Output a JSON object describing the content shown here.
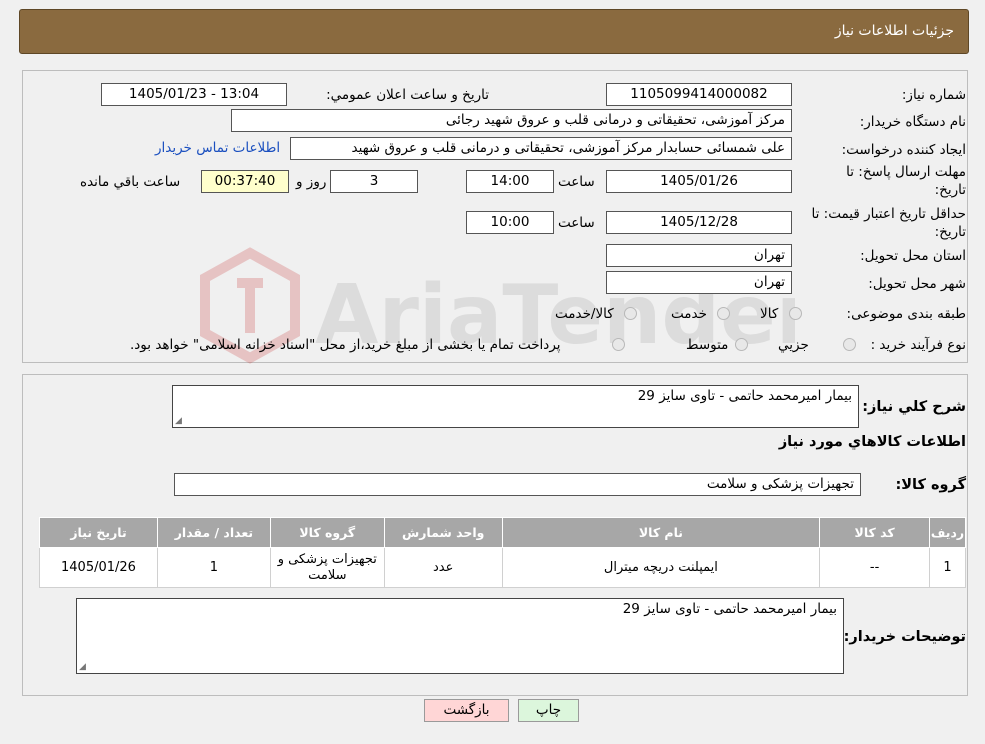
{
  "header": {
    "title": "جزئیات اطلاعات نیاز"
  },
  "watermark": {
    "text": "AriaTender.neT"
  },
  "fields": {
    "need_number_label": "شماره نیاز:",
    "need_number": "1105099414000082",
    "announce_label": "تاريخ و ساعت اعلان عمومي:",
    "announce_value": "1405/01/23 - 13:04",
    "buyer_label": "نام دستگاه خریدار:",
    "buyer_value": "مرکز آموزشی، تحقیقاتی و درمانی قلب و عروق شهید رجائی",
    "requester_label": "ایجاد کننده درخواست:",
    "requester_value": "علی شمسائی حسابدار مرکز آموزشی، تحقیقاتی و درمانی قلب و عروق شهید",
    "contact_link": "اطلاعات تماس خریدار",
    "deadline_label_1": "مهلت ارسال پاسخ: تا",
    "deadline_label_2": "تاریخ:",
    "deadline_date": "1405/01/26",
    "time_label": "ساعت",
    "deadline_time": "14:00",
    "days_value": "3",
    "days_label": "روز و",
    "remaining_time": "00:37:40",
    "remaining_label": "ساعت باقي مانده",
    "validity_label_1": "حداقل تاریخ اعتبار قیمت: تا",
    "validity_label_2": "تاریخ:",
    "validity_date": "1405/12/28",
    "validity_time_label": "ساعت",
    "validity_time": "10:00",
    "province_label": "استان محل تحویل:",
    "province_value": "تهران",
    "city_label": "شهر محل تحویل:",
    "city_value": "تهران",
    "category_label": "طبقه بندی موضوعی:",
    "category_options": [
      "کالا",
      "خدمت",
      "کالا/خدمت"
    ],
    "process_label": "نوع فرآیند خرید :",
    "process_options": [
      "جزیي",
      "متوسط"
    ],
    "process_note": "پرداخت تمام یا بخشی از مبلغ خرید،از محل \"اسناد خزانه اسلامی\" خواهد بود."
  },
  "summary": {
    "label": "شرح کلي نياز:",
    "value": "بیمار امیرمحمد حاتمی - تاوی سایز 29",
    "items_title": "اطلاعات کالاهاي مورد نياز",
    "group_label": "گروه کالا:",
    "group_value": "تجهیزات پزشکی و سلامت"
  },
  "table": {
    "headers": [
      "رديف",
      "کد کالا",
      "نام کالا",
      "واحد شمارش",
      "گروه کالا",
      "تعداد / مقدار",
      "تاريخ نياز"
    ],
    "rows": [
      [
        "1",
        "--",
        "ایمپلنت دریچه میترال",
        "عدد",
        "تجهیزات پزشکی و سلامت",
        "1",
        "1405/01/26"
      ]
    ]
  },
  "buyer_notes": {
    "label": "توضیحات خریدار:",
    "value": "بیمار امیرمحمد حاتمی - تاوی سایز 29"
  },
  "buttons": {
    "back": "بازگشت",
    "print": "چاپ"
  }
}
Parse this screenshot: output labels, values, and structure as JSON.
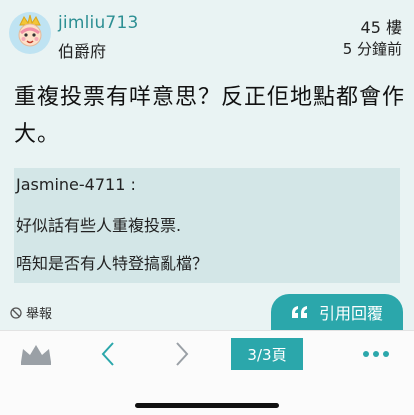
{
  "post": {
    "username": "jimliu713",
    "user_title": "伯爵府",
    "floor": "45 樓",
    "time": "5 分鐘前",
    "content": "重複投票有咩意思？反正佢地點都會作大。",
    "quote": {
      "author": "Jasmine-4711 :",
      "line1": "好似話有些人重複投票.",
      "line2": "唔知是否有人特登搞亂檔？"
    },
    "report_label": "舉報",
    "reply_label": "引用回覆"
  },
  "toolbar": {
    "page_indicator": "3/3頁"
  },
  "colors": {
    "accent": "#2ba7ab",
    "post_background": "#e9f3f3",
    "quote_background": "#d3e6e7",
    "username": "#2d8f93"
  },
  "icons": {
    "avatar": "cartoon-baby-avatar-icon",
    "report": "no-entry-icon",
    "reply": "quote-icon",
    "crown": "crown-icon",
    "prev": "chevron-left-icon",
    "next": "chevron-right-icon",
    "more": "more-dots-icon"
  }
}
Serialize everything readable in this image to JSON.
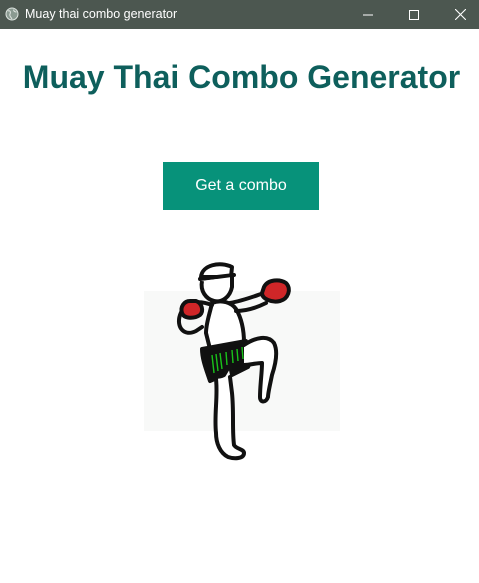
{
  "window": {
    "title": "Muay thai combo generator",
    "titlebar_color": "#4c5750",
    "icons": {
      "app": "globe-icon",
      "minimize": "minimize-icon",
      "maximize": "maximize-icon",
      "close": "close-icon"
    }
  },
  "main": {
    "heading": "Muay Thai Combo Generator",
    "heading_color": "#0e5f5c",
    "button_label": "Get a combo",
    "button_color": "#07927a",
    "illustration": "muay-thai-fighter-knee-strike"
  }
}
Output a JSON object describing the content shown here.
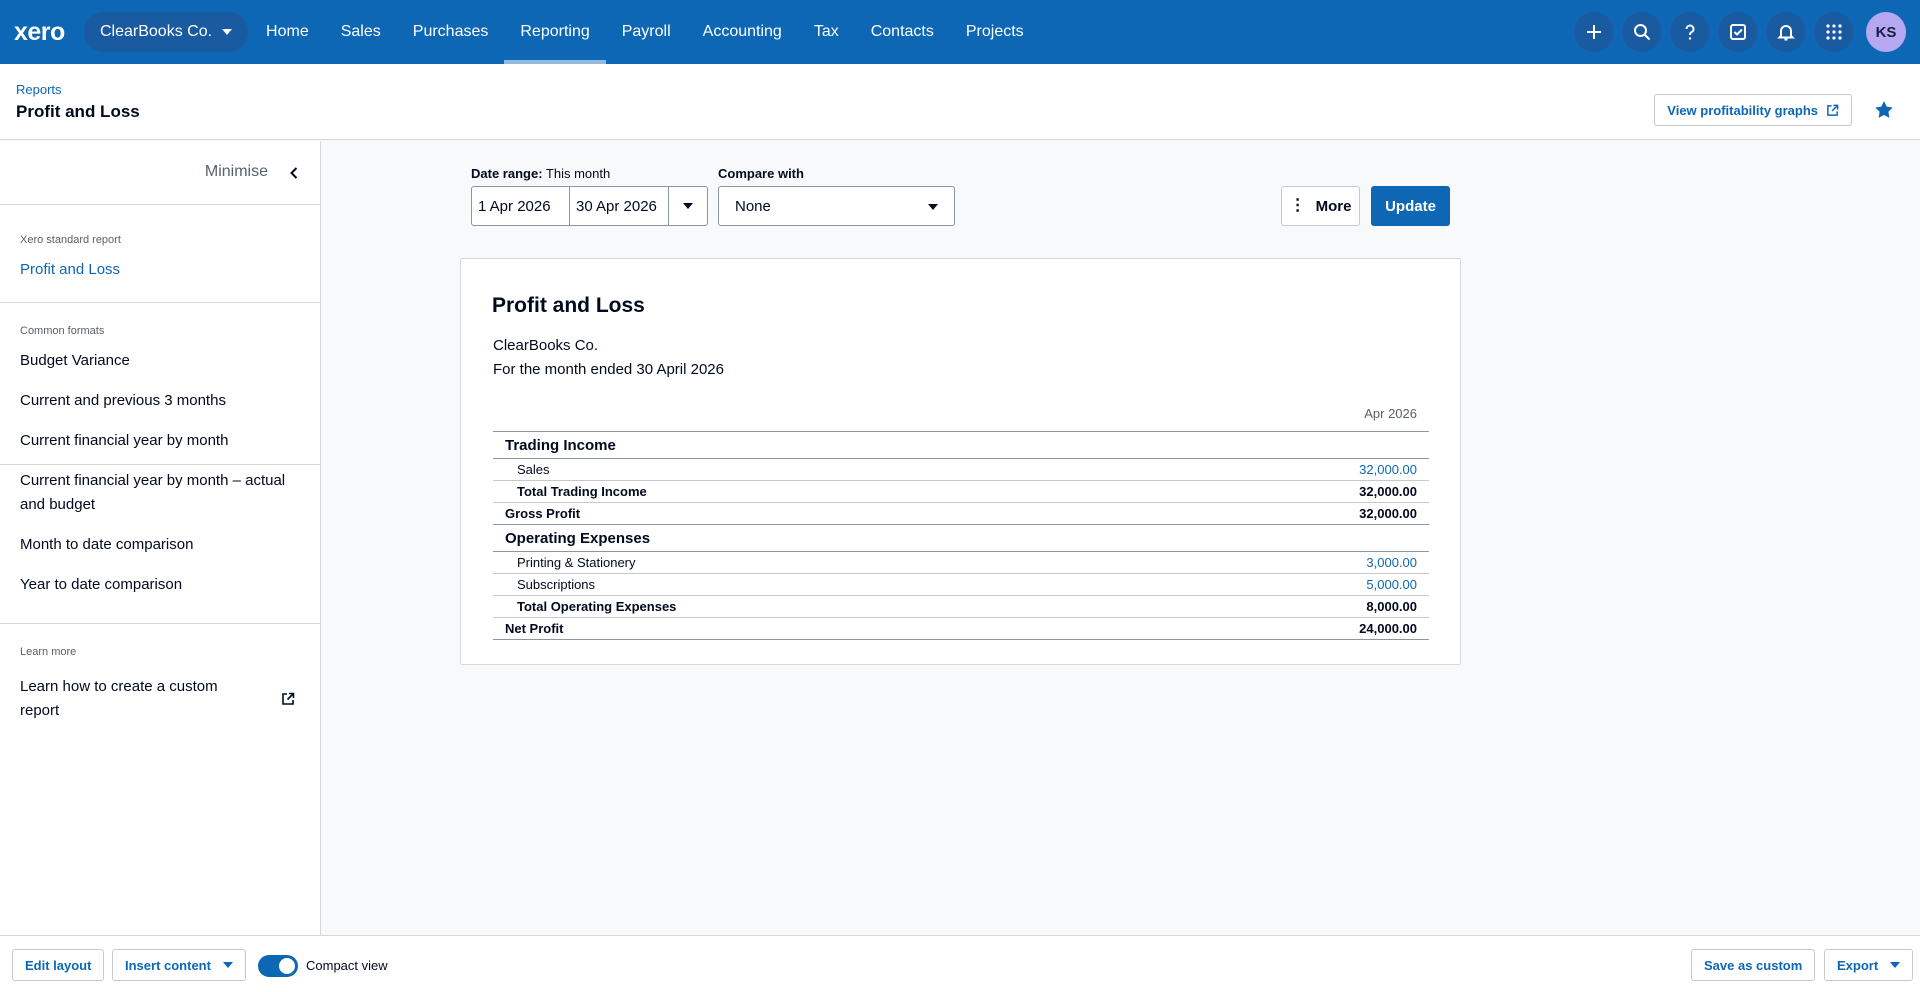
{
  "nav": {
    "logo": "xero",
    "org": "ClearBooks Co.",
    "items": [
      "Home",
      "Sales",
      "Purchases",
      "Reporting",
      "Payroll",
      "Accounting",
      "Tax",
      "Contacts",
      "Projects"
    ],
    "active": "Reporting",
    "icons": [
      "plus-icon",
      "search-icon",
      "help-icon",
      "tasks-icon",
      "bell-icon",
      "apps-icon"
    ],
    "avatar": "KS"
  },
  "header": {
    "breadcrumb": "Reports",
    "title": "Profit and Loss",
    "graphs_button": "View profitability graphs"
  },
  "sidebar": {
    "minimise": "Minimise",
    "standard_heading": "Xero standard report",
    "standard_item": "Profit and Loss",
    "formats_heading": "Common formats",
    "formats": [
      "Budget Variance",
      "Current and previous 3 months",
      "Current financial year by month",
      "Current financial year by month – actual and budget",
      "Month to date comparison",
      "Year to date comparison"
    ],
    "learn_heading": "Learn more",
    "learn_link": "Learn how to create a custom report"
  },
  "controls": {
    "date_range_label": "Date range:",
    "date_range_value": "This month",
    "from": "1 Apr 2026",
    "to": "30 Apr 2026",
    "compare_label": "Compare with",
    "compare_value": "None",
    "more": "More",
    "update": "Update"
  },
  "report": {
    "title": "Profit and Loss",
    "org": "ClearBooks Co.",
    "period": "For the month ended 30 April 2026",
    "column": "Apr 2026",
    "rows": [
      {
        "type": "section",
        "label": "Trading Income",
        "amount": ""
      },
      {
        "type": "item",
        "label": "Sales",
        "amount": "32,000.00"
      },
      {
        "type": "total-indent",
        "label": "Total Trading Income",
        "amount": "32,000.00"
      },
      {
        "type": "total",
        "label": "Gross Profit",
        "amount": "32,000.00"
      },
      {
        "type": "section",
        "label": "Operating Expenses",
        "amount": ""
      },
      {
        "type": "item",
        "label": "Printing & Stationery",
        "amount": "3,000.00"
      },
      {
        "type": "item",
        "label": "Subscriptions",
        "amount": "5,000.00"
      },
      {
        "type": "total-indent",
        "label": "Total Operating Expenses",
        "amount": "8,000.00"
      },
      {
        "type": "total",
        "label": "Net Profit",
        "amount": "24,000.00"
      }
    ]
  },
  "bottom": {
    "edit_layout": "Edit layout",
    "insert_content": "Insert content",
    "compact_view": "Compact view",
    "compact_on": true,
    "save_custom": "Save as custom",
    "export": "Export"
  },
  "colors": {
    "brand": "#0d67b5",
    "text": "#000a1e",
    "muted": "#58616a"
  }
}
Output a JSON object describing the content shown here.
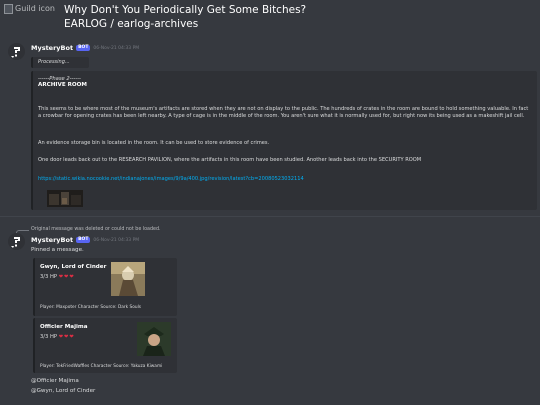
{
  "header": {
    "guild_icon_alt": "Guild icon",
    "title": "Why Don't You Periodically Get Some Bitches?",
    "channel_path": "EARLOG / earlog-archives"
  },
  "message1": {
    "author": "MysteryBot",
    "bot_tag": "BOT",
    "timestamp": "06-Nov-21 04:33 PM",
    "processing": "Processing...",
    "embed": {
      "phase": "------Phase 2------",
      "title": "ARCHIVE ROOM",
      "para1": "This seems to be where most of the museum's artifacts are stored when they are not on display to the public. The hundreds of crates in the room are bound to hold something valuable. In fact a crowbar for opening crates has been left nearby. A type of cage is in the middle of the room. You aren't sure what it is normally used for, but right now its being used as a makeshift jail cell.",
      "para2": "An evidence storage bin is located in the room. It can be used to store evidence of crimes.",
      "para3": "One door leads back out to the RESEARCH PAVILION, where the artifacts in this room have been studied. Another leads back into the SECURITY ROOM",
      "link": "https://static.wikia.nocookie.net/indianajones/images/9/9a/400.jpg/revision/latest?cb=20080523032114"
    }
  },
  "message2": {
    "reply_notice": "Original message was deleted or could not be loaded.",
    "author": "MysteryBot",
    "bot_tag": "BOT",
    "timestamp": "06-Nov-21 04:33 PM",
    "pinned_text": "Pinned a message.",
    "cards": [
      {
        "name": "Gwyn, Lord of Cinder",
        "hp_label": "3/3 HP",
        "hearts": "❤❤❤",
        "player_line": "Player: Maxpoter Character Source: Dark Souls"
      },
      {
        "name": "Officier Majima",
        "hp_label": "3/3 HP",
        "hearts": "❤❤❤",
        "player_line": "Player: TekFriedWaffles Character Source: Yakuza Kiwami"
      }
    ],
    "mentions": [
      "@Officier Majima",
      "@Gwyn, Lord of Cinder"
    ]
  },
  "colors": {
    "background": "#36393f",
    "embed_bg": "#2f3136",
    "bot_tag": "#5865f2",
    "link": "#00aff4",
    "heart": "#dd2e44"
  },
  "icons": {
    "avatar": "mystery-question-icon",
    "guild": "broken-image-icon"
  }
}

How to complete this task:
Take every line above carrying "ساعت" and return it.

Answer for this exercise:
    "announce_label": "تاريخ و ساعت اعلان عمومي:",
    "time_label": "ساعت",
    "remaining_label": "ساعت باقي مانده",
    "validity_time_label": "ساعت",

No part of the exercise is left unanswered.